- Despite the passions aroused by this subject, we believe that a reassessment of finds from earlier excavations and the continuing discoveries by new digs have made it clear that scholars must now approach the problems of biblical origins and ancient Israelite society from a completely new perspective. In the following chapters, we will present evidence to bolster that contention and to reconstruct a very different history of ancient Israel. Readers must judge for themselves if our reconstruction fits the evidence. Before beginning, we must note a few items regarding sources and transliterations. Our direct quotations from the biblical text all come from the Revised Standard Version translation of the Hebrew Bible.

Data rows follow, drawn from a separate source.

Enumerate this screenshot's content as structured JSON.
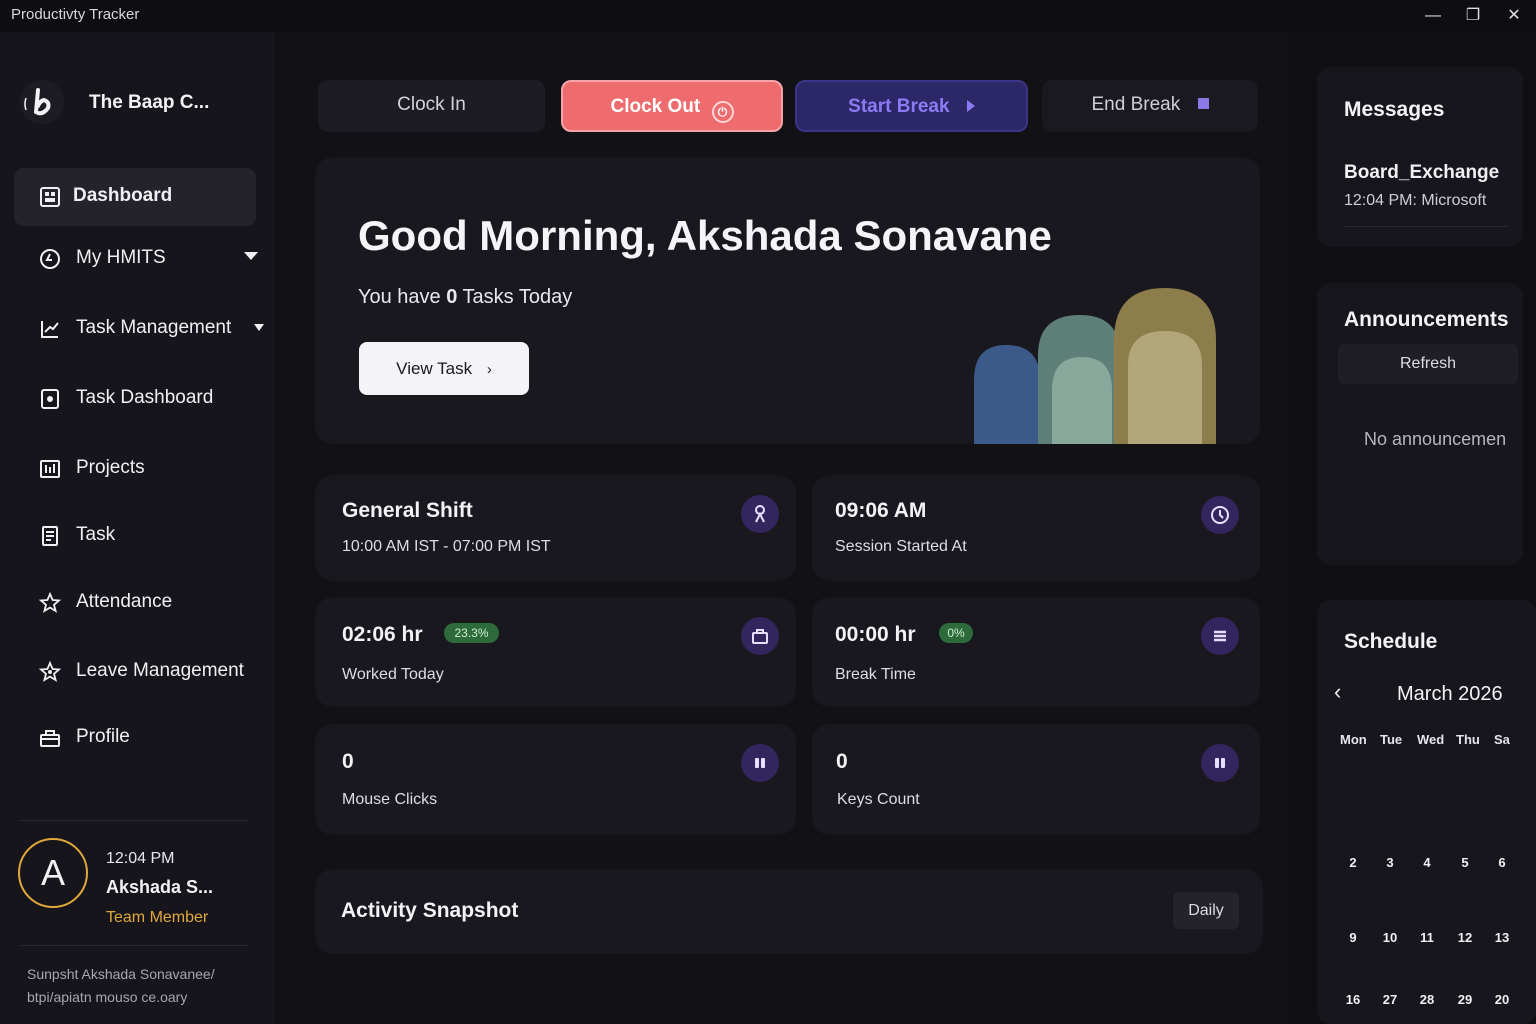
{
  "window": {
    "title": "Productivty Tracker"
  },
  "brand": {
    "name": "The Baap C..."
  },
  "nav": {
    "dashboard": "Dashboard",
    "my_hmits": "My HMITS",
    "task_management": "Task Management",
    "task_dashboard": "Task Dashboard",
    "projects": "Projects",
    "task": "Task",
    "attendance": "Attendance",
    "leave_management": "Leave Management",
    "profile": "Profile"
  },
  "user": {
    "initial": "A",
    "time": "12:04 PM",
    "name": "Akshada S...",
    "role": "Team Member",
    "footer_line1": "Sunpsht Akshada Sonavanee/",
    "footer_line2": "btpi/apiatn mouso ce.oary"
  },
  "actions": {
    "clock_in": "Clock In",
    "clock_out": "Clock Out",
    "start_break": "Start Break",
    "end_break": "End Break"
  },
  "hero": {
    "greeting": "Good Morning, Akshada Sonavane",
    "tasks_prefix": "You have ",
    "tasks_count": "0",
    "tasks_suffix": " Tasks Today",
    "view_task": "View Task"
  },
  "stats": {
    "shift_title": "General Shift",
    "shift_hours": "10:00 AM IST - 07:00 PM IST",
    "session_time": "09:06 AM",
    "session_label": "Session Started At",
    "worked_value": "02:06 hr",
    "worked_badge": "23.3%",
    "worked_label": "Worked Today",
    "break_value": "00:00 hr",
    "break_badge": "0%",
    "break_label": "Break Time",
    "mouse_value": "0",
    "mouse_label": "Mouse Clicks",
    "keys_value": "0",
    "keys_label": "Keys Count"
  },
  "activity": {
    "title": "Activity Snapshot",
    "range": "Daily"
  },
  "messages": {
    "title": "Messages",
    "item_title": "Board_Exchange",
    "item_sub": "12:04 PM: Microsoft"
  },
  "announcements": {
    "title": "Announcements",
    "refresh": "Refresh",
    "empty": "No announcemen"
  },
  "schedule": {
    "title": "Schedule",
    "month": "March 2026",
    "days": [
      "Mon",
      "Tue",
      "Wed",
      "Thu",
      "Sa"
    ],
    "week1": [
      "2",
      "3",
      "4",
      "5",
      "6"
    ],
    "week2": [
      "9",
      "10",
      "11",
      "12",
      "13"
    ],
    "week3": [
      "16",
      "27",
      "28",
      "29",
      "20"
    ]
  },
  "colors": {
    "accent_purple": "#7a5cf0",
    "clock_out": "#ee6b6e",
    "team_member": "#e0a83a",
    "badge_green": "#2d6b3a"
  }
}
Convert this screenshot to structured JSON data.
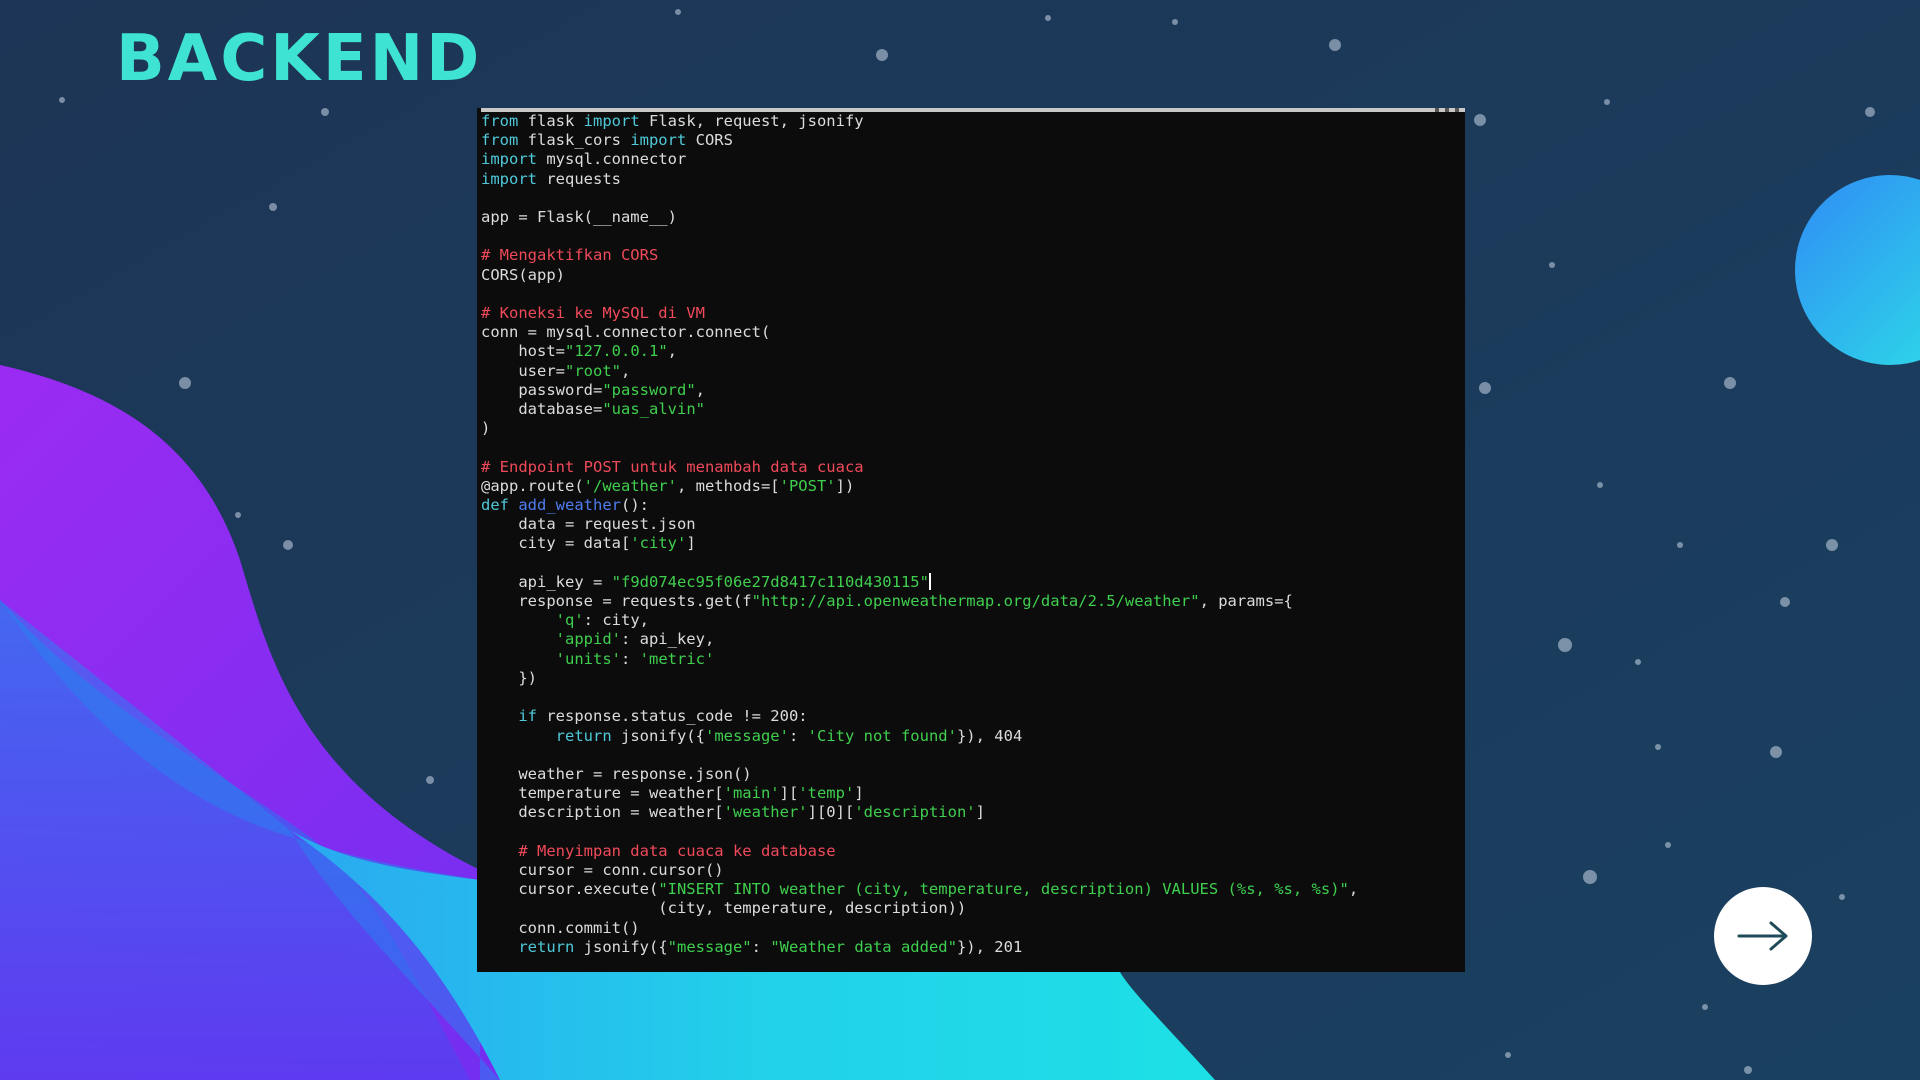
{
  "slide": {
    "title": "BACKEND",
    "accent_color": "#3ee3d4",
    "next_icon": "arrow-right-icon"
  },
  "code": {
    "lines": [
      [
        [
          "kw",
          "from"
        ],
        [
          "t",
          " flask "
        ],
        [
          "kw",
          "import"
        ],
        [
          "t",
          " Flask, request, jsonify"
        ]
      ],
      [
        [
          "kw",
          "from"
        ],
        [
          "t",
          " flask_cors "
        ],
        [
          "kw",
          "import"
        ],
        [
          "t",
          " CORS"
        ]
      ],
      [
        [
          "kw",
          "import"
        ],
        [
          "t",
          " mysql.connector"
        ]
      ],
      [
        [
          "kw",
          "import"
        ],
        [
          "t",
          " requests"
        ]
      ],
      [],
      [
        [
          "t",
          "app = Flask(__name__)"
        ]
      ],
      [],
      [
        [
          "cm",
          "# Mengaktifkan CORS"
        ]
      ],
      [
        [
          "t",
          "CORS(app)"
        ]
      ],
      [],
      [
        [
          "cm",
          "# Koneksi ke MySQL di VM"
        ]
      ],
      [
        [
          "t",
          "conn = mysql.connector.connect("
        ]
      ],
      [
        [
          "t",
          "    host="
        ],
        [
          "st",
          "\"127.0.0.1\""
        ],
        [
          "t",
          ","
        ]
      ],
      [
        [
          "t",
          "    user="
        ],
        [
          "st",
          "\"root\""
        ],
        [
          "t",
          ","
        ]
      ],
      [
        [
          "t",
          "    password="
        ],
        [
          "st",
          "\"password\""
        ],
        [
          "t",
          ","
        ]
      ],
      [
        [
          "t",
          "    database="
        ],
        [
          "st",
          "\"uas_alvin\""
        ]
      ],
      [
        [
          "t",
          ")"
        ]
      ],
      [],
      [
        [
          "cm",
          "# Endpoint POST untuk menambah data cuaca"
        ]
      ],
      [
        [
          "t",
          "@app.route("
        ],
        [
          "st",
          "'/weather'"
        ],
        [
          "t",
          ", methods=["
        ],
        [
          "st",
          "'POST'"
        ],
        [
          "t",
          "])"
        ]
      ],
      [
        [
          "kw",
          "def"
        ],
        [
          "t",
          " "
        ],
        [
          "fn",
          "add_weather"
        ],
        [
          "t",
          "():"
        ]
      ],
      [
        [
          "t",
          "    data = request.json"
        ]
      ],
      [
        [
          "t",
          "    city = data["
        ],
        [
          "st",
          "'city'"
        ],
        [
          "t",
          "]"
        ]
      ],
      [],
      [
        [
          "t",
          "    api_key = "
        ],
        [
          "st",
          "\"f9d074ec95f06e27d8417c110d430115\""
        ],
        [
          "caret",
          ""
        ]
      ],
      [
        [
          "t",
          "    response = requests.get(f"
        ],
        [
          "st",
          "\"http://api.openweathermap.org/data/2.5/weather\""
        ],
        [
          "t",
          ", params={"
        ]
      ],
      [
        [
          "t",
          "        "
        ],
        [
          "st",
          "'q'"
        ],
        [
          "t",
          ": city,"
        ]
      ],
      [
        [
          "t",
          "        "
        ],
        [
          "st",
          "'appid'"
        ],
        [
          "t",
          ": api_key,"
        ]
      ],
      [
        [
          "t",
          "        "
        ],
        [
          "st",
          "'units'"
        ],
        [
          "t",
          ": "
        ],
        [
          "st",
          "'metric'"
        ]
      ],
      [
        [
          "t",
          "    })"
        ]
      ],
      [],
      [
        [
          "t",
          "    "
        ],
        [
          "kw",
          "if"
        ],
        [
          "t",
          " response.status_code != 200:"
        ]
      ],
      [
        [
          "t",
          "        "
        ],
        [
          "kw",
          "return"
        ],
        [
          "t",
          " jsonify({"
        ],
        [
          "st",
          "'message'"
        ],
        [
          "t",
          ": "
        ],
        [
          "st",
          "'City not found'"
        ],
        [
          "t",
          "}), 404"
        ]
      ],
      [],
      [
        [
          "t",
          "    weather = response.json()"
        ]
      ],
      [
        [
          "t",
          "    temperature = weather["
        ],
        [
          "st",
          "'main'"
        ],
        [
          "t",
          "]["
        ],
        [
          "st",
          "'temp'"
        ],
        [
          "t",
          "]"
        ]
      ],
      [
        [
          "t",
          "    description = weather["
        ],
        [
          "st",
          "'weather'"
        ],
        [
          "t",
          "][0]["
        ],
        [
          "st",
          "'description'"
        ],
        [
          "t",
          "]"
        ]
      ],
      [],
      [
        [
          "t",
          "    "
        ],
        [
          "cm",
          "# Menyimpan data cuaca ke database"
        ]
      ],
      [
        [
          "t",
          "    cursor = conn.cursor()"
        ]
      ],
      [
        [
          "t",
          "    cursor.execute("
        ],
        [
          "st",
          "\"INSERT INTO weather (city, temperature, description) VALUES (%s, %s, %s)\""
        ],
        [
          "t",
          ","
        ]
      ],
      [
        [
          "t",
          "                   (city, temperature, description))"
        ]
      ],
      [
        [
          "t",
          "    conn.commit()"
        ]
      ],
      [
        [
          "t",
          "    "
        ],
        [
          "kw",
          "return"
        ],
        [
          "t",
          " jsonify({"
        ],
        [
          "st",
          "\"message\""
        ],
        [
          "t",
          ": "
        ],
        [
          "st",
          "\"Weather data added\""
        ],
        [
          "t",
          "}), 201"
        ]
      ]
    ]
  }
}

Although we have followed the RSV in referring to the names of the God of Israel within the quotations, we have used the name YHWH in our text to designate the tetragrammaton or explicit name of God. In the RSV it is represented by the word "Lord," while Elohim or Elohei is represented by the word "God."
- Regarding biblical chronology, with its many uncertainties and pitfalls, we have decided that a combination of dating systems provides the best match with the emerging archaeological reality: from the beginning of the Israelite monarchy to the time of Ahab, we follow the dates determined in Gershon Galil, The Chronology of the Kings of Israel and Judah (Leiden: 1996). For the dates of the subsequent reigns of Israelite and Judahite kings, we follow Mordecai Cogan's article on "Chronology" in the Anchor Bible Dictionary (New York: 1992). Of course many uncertainties (relating to the precise dates of the earliest kings, later coregencies, and contradictions within the biblical material) remain, but we feel that in general, this chronological scheme is reliable for the purposes of this general work.
Prologue: In the Days of King Josiah
Introduction: Archaeology and the Bible
- PART ONE: The Bible as History?
- Searching for the Patriarchs
- Did the Exodus Happen?
- The Conquest of Canaan
- Who Were the Israelites?
- Memories of a Golden Age?
- PART TWO: The Rise and Fall of Ancient Israel
- One State, One Nation, One People? (c. 930-720 bce)
- Israel's Forgotten First Kingdom (884-842 bce)
- In the Shadow of Empire (842-720 bce)
- PART THREE: Judah and the Making of Biblical History
- The Transformation of Judah (c. 930-705 bce)
- Between War and Survival (705-639 bce)
- A Great Reformation (639-586 bce)
- Exile and Return (586-c. 440 bce)
- Epilogue: The Future of Biblical Israel
- Theories of the Historicity of the Patriarchal Age
- Searching for Sinai
- Alternative Theories of the Israelite Conquest
- Why the Traditional Archaeology of the Davidic and Solomonic Period Is Wrong
- Identifying the Era of Manasseh in the Archaeological Record
- How Vast Was the Kingdom of Josiah?
- The Boundaries of the Province of Yehud
- Free Press; New Edition (16 Sept. 2002)
- Sub-Title: 'Archaeology's New Vision of Ancient Israel and the Origin of Its Sacred Texts'
Text Colour Conventions (see disclaimer)
- Blue: Text by me; © Theo Todman, 2020
- Mauve: Text by correspondent(s) or other author(s); © the author(s)